I have a 2004 Audi A6 wagon that has an intermittently flashing check engine light. I took it to the dealership to have the codes read and they told me that they got codes for Cylinder 2 and Cylinder 5 misfires. Additionally they got a code saying the Engine Coolant Temperature Sender was electronically faulty. What is this part and what does it do? Is it essential to fix it immediately? The dealership recommended changing the spark plugs and the air filters for the cylinder misfire issue. We are also talking about replacing the timing belt since the car has 105k miles on it. I know there are several other parts that are replaced during the timing belt replacement (like the water pump, thermostat, oil seals, etc). Is it essential to replace these items if there is no immediate need to do so? Just an FYI, the dealership did the diagnostic and gave an estimate, but we are shopping around for an indie mechanic to do the work. Should I be looking for someone that specializes in German imports or can this work be done by anyone?
Mostly any decent mechanic can do this work. If you happen to have someone close who specializes in German cars, go ahead. I wouldn’t go too far out of my way to find one, though.
The reason the waterpump is replaced at the same time as the belt is…it’s driven by the belt, and you have to tear all the way into it to get to it. The additional cost of the water pump, gasket and some coolant is minor when compared to the cost of having a water pump fail, seize and rip your belt apart. At 2000RPM and up, it’ll take a mere second to destroy your engine. It’s worth doing. If the pump fails later, at the minimum, the cost to replace it will still require the belt be removed and replaced.
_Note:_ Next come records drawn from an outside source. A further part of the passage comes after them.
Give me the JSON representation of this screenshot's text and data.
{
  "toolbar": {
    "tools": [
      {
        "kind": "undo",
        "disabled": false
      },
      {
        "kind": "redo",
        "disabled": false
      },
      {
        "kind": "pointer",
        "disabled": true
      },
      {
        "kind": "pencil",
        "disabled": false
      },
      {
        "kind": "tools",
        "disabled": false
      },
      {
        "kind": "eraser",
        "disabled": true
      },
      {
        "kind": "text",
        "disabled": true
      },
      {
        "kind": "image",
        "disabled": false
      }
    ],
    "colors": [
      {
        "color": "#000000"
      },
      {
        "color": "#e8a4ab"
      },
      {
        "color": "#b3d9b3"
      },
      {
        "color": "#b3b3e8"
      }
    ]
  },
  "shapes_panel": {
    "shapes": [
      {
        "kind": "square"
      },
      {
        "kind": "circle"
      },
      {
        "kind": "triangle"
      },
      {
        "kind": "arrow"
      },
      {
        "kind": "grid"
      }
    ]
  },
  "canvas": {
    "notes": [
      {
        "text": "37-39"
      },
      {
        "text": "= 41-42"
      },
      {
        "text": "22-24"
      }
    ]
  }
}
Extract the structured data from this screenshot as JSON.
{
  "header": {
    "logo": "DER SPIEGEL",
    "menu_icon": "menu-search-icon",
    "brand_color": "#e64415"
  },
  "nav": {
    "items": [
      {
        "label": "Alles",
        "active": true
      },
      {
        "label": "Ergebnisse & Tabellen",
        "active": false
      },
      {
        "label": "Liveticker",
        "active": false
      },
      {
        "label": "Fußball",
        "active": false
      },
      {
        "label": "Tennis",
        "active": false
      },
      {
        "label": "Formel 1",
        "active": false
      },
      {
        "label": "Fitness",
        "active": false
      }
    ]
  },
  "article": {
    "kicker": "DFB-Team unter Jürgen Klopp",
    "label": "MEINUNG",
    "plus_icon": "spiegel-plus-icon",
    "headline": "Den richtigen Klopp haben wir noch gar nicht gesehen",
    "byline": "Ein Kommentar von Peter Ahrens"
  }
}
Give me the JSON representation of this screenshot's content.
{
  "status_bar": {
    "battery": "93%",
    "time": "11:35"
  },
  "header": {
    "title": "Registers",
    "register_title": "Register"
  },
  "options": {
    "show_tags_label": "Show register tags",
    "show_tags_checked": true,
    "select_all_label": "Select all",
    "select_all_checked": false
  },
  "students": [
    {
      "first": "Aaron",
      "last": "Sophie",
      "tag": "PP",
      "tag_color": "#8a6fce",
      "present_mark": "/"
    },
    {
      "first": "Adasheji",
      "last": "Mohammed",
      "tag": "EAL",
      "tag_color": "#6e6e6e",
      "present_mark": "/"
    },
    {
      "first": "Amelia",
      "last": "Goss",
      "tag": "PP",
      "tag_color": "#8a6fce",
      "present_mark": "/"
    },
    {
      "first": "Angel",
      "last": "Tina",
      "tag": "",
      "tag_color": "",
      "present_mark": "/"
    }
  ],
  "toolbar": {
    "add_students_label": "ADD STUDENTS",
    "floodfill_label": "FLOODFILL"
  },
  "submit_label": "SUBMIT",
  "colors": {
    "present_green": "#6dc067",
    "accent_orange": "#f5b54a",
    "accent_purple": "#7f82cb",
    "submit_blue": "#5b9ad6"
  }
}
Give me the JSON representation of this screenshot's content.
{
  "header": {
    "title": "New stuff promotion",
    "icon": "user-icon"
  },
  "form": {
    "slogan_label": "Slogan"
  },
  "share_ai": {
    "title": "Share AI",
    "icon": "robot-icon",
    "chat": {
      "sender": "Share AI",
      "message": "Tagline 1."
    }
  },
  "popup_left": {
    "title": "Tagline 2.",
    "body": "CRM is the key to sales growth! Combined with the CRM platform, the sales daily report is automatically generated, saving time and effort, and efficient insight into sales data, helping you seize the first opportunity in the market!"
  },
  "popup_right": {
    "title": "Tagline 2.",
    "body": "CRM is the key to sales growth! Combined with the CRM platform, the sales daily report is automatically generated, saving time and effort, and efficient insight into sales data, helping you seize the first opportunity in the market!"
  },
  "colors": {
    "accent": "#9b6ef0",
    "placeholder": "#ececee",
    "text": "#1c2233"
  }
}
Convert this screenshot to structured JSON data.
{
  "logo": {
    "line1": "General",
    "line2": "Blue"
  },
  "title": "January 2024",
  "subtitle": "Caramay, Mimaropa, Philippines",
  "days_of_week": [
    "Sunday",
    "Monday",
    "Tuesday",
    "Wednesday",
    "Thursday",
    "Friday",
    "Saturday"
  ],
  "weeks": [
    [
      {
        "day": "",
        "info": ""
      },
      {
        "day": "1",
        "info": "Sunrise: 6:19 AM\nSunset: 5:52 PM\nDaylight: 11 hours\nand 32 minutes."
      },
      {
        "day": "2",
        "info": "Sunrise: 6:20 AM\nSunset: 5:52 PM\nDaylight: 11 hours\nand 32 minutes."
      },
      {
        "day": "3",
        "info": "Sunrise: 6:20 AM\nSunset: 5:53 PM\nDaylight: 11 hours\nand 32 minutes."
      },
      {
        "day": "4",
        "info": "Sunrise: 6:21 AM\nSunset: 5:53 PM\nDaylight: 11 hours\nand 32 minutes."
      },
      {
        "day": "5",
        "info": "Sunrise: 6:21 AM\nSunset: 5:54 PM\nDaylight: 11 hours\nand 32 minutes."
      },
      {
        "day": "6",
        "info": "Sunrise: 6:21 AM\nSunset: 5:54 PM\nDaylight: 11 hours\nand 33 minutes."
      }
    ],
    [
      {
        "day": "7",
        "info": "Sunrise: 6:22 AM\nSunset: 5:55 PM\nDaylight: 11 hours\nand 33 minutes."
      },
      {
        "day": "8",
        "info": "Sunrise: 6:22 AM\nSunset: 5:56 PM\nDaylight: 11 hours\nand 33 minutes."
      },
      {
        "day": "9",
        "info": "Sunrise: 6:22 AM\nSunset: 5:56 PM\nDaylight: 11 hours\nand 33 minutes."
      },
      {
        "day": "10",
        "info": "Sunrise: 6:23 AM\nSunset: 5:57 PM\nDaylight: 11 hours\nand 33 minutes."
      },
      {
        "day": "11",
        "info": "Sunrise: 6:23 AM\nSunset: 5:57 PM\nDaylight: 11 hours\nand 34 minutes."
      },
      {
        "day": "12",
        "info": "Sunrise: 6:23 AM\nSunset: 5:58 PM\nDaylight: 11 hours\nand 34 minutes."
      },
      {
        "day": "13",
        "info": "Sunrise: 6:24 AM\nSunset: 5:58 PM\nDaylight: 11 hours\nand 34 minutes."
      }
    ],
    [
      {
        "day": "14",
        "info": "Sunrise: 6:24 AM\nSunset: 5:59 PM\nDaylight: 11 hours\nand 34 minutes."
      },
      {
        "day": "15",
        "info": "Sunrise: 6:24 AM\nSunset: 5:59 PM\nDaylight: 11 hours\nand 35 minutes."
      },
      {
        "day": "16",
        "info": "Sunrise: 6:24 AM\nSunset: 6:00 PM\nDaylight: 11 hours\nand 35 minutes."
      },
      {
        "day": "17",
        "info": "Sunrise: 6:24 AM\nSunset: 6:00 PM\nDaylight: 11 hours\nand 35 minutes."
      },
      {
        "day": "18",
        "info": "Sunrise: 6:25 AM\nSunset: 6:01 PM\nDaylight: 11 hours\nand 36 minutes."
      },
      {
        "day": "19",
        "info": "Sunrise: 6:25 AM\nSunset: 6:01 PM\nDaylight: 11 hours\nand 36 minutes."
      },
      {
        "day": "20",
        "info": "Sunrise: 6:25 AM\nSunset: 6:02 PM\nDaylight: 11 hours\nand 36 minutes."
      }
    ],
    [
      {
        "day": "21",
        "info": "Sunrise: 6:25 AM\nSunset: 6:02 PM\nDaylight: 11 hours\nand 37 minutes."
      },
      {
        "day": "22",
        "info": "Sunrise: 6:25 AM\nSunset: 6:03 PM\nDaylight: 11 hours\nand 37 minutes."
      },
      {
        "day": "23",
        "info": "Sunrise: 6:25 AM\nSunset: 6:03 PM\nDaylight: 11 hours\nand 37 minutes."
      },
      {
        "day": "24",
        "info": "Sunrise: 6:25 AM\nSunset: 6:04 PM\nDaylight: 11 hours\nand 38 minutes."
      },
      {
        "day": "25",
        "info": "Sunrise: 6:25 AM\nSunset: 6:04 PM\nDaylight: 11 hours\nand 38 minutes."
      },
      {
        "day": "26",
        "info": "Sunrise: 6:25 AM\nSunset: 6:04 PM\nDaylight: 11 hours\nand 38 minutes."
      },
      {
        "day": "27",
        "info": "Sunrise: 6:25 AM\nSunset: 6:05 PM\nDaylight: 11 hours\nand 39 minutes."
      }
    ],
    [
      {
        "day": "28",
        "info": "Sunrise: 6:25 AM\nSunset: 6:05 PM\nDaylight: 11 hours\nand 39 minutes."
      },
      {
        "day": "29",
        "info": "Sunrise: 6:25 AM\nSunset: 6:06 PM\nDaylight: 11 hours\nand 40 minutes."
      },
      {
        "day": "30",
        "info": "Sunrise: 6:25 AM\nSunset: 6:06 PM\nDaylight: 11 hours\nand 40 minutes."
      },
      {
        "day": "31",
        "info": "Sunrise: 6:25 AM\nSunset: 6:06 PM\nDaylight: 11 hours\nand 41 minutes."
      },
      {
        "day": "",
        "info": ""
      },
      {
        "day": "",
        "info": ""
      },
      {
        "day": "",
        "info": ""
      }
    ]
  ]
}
I’m not sure about the thermostat and seals. I don’t see a need to replace them, but I’m not an Audi specialist, either. Unless the thermostat is buried back there under the belt, I wouldn’t do it…but it’s not an expensive part, either. Doing it wouldn’t hurt anything. Is the engine warming up quickly like it supposed to, and running at the right temps? If not, then it’s a no brainer: replace it.
Engine temp sensor: that sensor tells the computer when the engine is warmed up, so it can cut back on the fuel (an engine at temp requires less fuel than a cold engine). So it should be done. The excess fuel not being burned properly will contribute (over time) to fouling the catalytic converter.
Replacing the plugs and air filter are normal maintenance items. Fouled plugs may partially be a result of the failing temp sensor.
I probably missed something, but I’m not sure what.
Is the water pump something that you can look at and decide whether it needs to be replaced? One shop I talked to said they would change out the pump as a matter of course during the timing belt replacement. The other shop owner said he’d take a more conservative approach and take a “close look” at it once he’s in there and make a decision to replace it or not. Naturally I like the more inexpensive option, but I don’t want that to come back to bite me. We’re only planning on keeping the car another year or so til we pay it off. It has been such a money pit with all of its costly repairs. With two small kids, I need something more reliable.
You can check the condition of the bearing at the moment, but that’s about it. More than that would require it be removed, and if you go that far, why bother putting the old one back on? You’re right back at a gasket, coolant and the work. Saving $20 or so on the pump itself really, truly, isn’t worth the risk.
When I say at the moment, I do mean it, too. You could start it, and it might fail a mile later. You might be fine without replacing it, but I can’t recommend skipping it. I understand saving money…we all want to.
Well one shop quoted $135 for the pump (plus labor) and the other shop quoted $282 for the pump (plus labor). At the second shop, we’re looking at almost $400 to change out the pump. That’s why I don’t want to do it if it’s not absolutely necessary.
I just looked up a pump, and they cost about $85 (plus tax). That’s your over the counter cost, and not at a dealer, for only the part. I think $282 is a tad high, but $135 doesn’t sound too bad. You’r also paying for them to make sure they have the right part, on hand, and ready to be installed in your car. Plus any delivery fees they may have, and storage if they have the parts on hand.
You can take a chance. Make sure you use extended life anti-freeze, and change that out. Making sure you’ve got the best coolant you can would ensure the bearings are at least getting the lubrication they need to last. As long as you’re aware that if it fails, you’re back at the big bill. There’s no guarantee either way.